View Larger Map

3. Manila City Hall (between United Nations Ave. and Central Station)

The city hall's South entrance (the foot of the coffin)

The seat of power of Manila is hard to miss, with its clock tower rising like a beacon. The SM Mall standing adjacent to it attempted to contest the height of this tower, but failed - retreating to a height that doesn't destroy the city skyline.

The highest clock tower in the country

The building, designed by Antonio Toledo, is enveloped with architectural controversies like not having enough entrances, and - more popularly - having the same shape as a coffin (check Google maps and see the aerial view for yourself). Despite its issues, the Manila City Hall serves its purpose well for Manila residents, owing to its strategic location.

4. Manila Metropolitan Theater (between Central and Carriedo Stations)

Art-deco inside and out

Just after Central Station emerges the Manila Metropolitan Theater, also known as MET. It's one of the few known art-deco structures still standing today (another example is the FEU building). Its pink ornate exterior and the the stained glass art above the entrance way is enough to give it a second look. The building was designed by Juan M. Arellano; the sculptural works were by Italian Francesco Riccardo Monti (facade) and Isabelo Tampingco (interiors).

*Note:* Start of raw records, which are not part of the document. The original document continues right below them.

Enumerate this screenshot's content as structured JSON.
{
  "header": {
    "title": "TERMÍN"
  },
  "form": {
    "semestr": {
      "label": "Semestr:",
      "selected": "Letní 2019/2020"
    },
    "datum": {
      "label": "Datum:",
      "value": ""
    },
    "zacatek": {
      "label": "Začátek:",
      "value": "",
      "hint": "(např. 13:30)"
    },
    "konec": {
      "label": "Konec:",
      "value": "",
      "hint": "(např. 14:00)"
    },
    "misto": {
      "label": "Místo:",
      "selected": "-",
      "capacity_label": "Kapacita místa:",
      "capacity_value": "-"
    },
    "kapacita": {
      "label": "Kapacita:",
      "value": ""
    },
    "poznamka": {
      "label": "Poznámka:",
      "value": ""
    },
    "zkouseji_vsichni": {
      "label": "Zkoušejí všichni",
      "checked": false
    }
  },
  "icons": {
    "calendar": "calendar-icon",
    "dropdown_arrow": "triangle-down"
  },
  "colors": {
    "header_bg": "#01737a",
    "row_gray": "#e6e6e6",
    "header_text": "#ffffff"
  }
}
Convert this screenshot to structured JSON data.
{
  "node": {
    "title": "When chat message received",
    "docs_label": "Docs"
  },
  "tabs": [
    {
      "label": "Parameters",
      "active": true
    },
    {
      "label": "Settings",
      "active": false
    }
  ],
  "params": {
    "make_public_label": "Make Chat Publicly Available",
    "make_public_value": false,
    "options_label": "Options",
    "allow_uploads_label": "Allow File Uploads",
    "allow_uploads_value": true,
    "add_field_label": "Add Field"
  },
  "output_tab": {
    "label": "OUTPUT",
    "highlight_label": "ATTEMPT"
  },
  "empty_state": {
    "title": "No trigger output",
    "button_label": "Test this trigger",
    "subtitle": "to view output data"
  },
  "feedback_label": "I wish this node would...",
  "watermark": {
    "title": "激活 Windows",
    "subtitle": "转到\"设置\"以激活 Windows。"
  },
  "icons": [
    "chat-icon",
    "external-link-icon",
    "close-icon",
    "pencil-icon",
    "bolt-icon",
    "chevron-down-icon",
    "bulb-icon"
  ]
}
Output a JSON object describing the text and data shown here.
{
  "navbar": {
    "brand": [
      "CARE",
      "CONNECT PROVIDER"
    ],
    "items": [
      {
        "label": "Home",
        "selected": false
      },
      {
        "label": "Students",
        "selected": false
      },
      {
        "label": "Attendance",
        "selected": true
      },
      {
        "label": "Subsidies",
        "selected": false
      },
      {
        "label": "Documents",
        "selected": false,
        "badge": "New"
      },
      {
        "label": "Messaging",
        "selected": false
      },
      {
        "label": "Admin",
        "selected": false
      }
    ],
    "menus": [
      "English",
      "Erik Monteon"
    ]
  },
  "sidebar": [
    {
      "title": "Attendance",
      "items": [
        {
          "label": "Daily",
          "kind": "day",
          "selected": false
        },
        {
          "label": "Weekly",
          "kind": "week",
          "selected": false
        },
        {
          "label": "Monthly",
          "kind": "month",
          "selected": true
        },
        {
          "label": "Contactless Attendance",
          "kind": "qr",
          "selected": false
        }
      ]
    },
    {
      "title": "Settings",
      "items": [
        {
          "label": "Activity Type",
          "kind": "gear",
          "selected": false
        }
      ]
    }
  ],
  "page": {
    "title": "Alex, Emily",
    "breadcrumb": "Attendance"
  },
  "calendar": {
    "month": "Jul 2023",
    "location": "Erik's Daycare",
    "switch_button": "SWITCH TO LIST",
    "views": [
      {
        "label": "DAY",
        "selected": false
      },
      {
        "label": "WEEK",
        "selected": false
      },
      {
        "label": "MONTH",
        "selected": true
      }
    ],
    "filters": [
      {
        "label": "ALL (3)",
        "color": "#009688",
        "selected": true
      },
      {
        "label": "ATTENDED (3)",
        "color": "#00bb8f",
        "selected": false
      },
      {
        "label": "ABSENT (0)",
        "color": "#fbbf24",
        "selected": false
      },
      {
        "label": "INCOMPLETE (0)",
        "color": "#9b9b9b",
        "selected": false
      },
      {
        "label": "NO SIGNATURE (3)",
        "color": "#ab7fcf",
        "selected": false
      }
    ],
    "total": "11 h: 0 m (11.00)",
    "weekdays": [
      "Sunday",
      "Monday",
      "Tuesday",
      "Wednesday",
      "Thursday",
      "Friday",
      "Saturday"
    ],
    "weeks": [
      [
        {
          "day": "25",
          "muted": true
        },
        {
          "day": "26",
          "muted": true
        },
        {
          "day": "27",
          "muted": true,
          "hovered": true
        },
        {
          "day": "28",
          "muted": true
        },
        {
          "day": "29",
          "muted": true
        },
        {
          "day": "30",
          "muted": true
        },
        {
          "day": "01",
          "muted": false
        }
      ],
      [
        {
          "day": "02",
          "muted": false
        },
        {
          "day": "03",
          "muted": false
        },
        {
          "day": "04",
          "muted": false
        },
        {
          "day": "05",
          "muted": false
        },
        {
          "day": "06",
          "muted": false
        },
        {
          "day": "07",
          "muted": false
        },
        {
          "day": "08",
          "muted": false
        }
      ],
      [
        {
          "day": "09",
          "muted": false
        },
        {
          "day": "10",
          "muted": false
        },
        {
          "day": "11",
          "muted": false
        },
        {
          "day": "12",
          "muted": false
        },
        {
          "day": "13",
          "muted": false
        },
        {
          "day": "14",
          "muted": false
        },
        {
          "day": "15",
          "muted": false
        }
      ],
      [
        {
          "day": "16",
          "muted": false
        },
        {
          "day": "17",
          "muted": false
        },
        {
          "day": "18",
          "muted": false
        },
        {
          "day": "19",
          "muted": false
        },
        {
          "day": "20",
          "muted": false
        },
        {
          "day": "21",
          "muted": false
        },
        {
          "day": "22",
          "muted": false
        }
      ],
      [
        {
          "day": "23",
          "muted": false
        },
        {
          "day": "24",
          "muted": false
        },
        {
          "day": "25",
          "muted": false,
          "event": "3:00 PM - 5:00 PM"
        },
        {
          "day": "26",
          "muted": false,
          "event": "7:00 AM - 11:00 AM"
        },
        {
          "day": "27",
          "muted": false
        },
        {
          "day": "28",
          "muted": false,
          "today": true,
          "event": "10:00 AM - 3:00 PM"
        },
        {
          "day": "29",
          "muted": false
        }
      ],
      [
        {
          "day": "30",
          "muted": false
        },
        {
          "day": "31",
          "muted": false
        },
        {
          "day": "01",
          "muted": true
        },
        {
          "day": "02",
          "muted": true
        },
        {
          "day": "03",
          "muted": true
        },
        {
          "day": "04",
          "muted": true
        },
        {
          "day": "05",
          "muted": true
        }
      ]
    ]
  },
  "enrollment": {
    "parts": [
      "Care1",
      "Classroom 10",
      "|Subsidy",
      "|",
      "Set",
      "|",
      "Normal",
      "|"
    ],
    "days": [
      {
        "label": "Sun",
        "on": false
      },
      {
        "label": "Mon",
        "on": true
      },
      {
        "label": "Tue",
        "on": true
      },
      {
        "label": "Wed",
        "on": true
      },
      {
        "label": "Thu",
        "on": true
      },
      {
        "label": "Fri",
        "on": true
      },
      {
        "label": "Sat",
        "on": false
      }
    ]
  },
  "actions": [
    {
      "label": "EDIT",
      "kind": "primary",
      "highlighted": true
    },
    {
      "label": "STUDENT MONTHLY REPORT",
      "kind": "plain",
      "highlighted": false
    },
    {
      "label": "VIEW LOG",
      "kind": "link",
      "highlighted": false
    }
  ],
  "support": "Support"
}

The theater seems to fall in disrepair after each rehabilitation, the last one being in 2010. Right now it looks as if its non-operational again. I'm quite lucky to have seen this from the inside sometime during my childhood. I hope the city hands over the care and management of this structure to a more specialized group, say the NCCA.

5. Manila Central Post Office (between Central and Carriedo Stations)

Central Post Office by the river

Just before crossing the Pasig River, another eye-catching structure looms. The head office and main sorting facility of PhilPost is housed in this neoclassical building designed by Juan M. Arellano (yes, it's him again). Like other structures in Manila, this, too, fell into rubble during WWII. It was also not rebuilt down to detail, but most of its original design was preserved.

Right now, the Post Office building is facing a crisis as plans of converting it into a 5-star luxury hotel is in the talks. The post office is having difficulty in keeping up with the costs of maintaining the building, especially now that we use email more often.

There you have it! Riding the LRT is not just about boxing-out other passengers and getting a firm grip on the handle rails. It can double as a sightseeing opportunity for those who ride it for the first time, or on a daily basis.


  1. I have taken a ride on LRT and MRT just once. I'm tempted to do it after reading this. Is there a "dead hour" so I don't have to push my way through a thick crowd?

  2. @Lifeisacelebration

    Yeah, you should go and do a joy ride! Sundays should be pretty down in LRT. I can't guarantee a dead hour on weekdays.


Related Posts Plugin for WordPress, Blogger...